Submitted by Rachel:
1. Two years ago, our temperate urban area was hit by storms and flash flooding that were described as a once-in-a-century occurrence. Nothing serious weather-wise ever happens where I live, so it seemed to take us all by surprise. The worst flooding hit on mid-Friday afternoon and, totally oblivious to the situation, many parents collecting children from school or daycare or workers knocking off for the weekend headed as normal onto the suddenly deadly streets. It just didn't sink in that something serious was happening.

We lost power for three and a half rainy midwinter days, and I kept up with news via our battery-powered radio. One story which summed up the community's initial lack of awareness of the serious nature of the situation was the radio interview with a local woman that went something like this:

"My son was on the phone to me explaining that he and his girlfriend wouldn't be able to make it home for dinner because of the rain and that they decided they'd better stay where they were. I was pretty annoyed with him because I'd gone to a lot of trouble putting on a roast, and thought it was a flimsy excuse. Then I happened to look up and out of the window I saw a car float past the front of our house . . ."

2. I was 18 when our town experienced a decent sized earthquake. Several people were killed and there was extensive property damage, and at the time it had felt like our two story house was collapsing. (It wasn't.)

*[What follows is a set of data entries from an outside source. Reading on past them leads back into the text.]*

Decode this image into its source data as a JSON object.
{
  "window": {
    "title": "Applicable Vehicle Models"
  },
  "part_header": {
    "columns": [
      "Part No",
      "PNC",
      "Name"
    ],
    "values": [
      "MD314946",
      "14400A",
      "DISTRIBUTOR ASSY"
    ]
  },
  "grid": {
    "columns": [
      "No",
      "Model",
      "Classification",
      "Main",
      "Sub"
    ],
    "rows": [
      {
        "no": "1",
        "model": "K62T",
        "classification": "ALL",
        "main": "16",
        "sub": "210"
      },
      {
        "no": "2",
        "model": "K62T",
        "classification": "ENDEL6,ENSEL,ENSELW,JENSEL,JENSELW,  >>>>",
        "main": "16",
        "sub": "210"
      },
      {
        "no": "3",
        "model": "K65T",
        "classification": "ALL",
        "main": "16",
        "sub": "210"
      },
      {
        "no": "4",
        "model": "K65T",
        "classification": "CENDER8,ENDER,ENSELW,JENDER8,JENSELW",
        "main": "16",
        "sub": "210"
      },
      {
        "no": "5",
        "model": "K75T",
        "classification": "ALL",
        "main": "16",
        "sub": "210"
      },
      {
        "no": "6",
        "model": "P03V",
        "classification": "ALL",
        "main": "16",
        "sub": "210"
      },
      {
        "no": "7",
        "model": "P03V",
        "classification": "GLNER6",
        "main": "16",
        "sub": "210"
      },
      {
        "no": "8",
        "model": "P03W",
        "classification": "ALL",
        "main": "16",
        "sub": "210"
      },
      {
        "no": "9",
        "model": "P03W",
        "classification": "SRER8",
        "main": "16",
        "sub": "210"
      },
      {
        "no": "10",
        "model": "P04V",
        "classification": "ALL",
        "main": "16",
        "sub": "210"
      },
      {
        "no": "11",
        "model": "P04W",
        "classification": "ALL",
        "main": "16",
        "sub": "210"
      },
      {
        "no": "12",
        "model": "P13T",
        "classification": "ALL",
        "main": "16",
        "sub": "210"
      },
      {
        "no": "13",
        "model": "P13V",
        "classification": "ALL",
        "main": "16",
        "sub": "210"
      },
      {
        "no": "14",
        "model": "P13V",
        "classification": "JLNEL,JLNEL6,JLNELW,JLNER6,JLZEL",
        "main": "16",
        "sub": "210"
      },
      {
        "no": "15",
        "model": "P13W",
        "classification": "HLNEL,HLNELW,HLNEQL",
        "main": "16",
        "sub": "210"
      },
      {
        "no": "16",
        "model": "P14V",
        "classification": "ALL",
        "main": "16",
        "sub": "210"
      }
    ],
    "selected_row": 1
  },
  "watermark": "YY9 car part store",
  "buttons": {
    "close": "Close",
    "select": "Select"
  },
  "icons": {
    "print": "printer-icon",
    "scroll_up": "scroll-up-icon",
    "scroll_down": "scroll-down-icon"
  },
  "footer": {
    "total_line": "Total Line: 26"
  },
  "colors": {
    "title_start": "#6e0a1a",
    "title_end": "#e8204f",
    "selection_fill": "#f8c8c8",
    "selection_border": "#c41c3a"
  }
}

However, it was something comparatively small that drove home to me the actual force of the earthquake. That afternoon I'd gone to help out with the clean-up at the pharmacy/chemist shop were I worked part-time. Seeing the floor of our neat and tidy store littered with the various products that had been rocked right off their shelves really hit me. Although it was no closer to the epicentre than my own home, and the building itself had not been significantly damaged, the sheer multitude of items that had fallen visually magnified the effect of the earthquake. Also telling was that only the products on shelves lying on a certain orientation had been affected, items on shelves facing 90 degrees the other way were still upright (providentially the glass jars in the dispensary were aligned on that axis) although the circular dust shadows on their shelves showed how far they had jumped. I can still clearly see that stock-covered floor and those clean white circles on the dispensary shelves.

(As an aside, it was the very practical and down-to-earth attitude of the pharmacist which put things back into perspective, too. As I and some of the other young shop assistants began to gather up the fallen stock, we shared a instinctive feeling that we were merely marking time before an even more devastating quake would hit - after all the world seemed to have turned upside down that morning. Our boss, however, made sure that we not only restored the items to their shelves, but used the opportunity to give the products their regular wipe-down and stock rotation. It certainly reassured us that once the shock wore off, life would continue as usual.)

Back to:

[The Desk Drawer] [Exercise Menu] [Exercises By Type] [Exercises By Number] [Archived Exercises 1-50] [Archived Exercises 51-100] [Archived Exercises 101-150] [Archived Exercises 151-200] [Archived Exercises 201-250] [Archived Exercises 251-300] [FAQ] [Site Map] [Members' Links] [Members' Desks] [Contact Us] [About Us] [Privacy Policy] [Writer's Links] [We Support] [Donations]